Emerald Publishing
Copyright
© Emerald Publishing Limited
ISSN
0002-1466
DOI
10.1108/afr-09-2017-0088
Publisher site
See Article on Publisher Site

Abstract

The purpose of this paper is to derive a new option pricing model for options on futures calendar spreads. Calendar spread option volume has been low and a more precise model to price them could lead to lower bid-ask spreads as well as more accurate marking to market of open positions.Design/methodology/approachThe new option pricing model is a two-factor model with the futures price and the convenience yield as the two factors. The key assumption is that convenience follows arithmetic Brownian motion. The new model and alternative models are tested using corn futures prices.

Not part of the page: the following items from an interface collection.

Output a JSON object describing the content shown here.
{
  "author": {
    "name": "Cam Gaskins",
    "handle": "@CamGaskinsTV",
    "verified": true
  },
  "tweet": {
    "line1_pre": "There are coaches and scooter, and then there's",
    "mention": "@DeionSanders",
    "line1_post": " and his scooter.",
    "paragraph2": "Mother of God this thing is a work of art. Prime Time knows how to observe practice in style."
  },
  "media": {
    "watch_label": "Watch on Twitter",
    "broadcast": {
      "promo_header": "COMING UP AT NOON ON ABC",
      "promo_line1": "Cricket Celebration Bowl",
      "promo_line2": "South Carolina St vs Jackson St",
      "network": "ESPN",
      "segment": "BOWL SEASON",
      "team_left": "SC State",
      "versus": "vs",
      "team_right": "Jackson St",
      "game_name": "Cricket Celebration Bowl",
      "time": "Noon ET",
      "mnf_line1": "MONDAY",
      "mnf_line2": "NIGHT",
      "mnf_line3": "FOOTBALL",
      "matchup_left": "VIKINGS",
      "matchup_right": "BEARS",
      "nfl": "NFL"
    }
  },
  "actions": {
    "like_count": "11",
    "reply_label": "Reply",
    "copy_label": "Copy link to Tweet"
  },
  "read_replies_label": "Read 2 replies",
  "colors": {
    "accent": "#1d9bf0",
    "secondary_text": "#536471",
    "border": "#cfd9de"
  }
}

The testing considers both the accuracy of distributional assumptions and the accuracy of the models’ predictions of historical payoffs.FindingsPanel unit root tests fail to reject the unit root null hypothesis for historical calendar spreads and thus they support the assumption of convenience yield following arithmetic Brownian motion. Option payoffs are estimated with five different models and the relative performance of the models is determined using bias and root mean squared error. The new model outperforms the four other models; most of the other models overestimate actual payoffs.Research limitations/implicationsThe model is parameterized using historical data due to data limitations although future research could consider implied parameters. The model assumes that storage costs are constant and so it cannot separate between negative convenience yield and mismeasured storage costs.Practical implicationsThe over 30-year search for a calendar spread pricing model has not produced a satisfactory model. Current models that do not assume cointegration will overprice calendar spread options. The model used by the Chicago Mercantile Exchange for marking to market of open positions is shown to work poorly. The model proposed here could be used as a basis for automated trading on calendar spread options as well as marking to market of open positions.Originality/valueThe model is new. The empirical work supports both the model’s assumptions and its predictions as being more accurate than competing models.

Journal

Agricultural Finance ReviewEmerald Publishing

Published: Sep 17, 2018

Keywords: Futures; Options; Corn; Panel unit root tests; Calendar spreads; C58; G12; Q13

References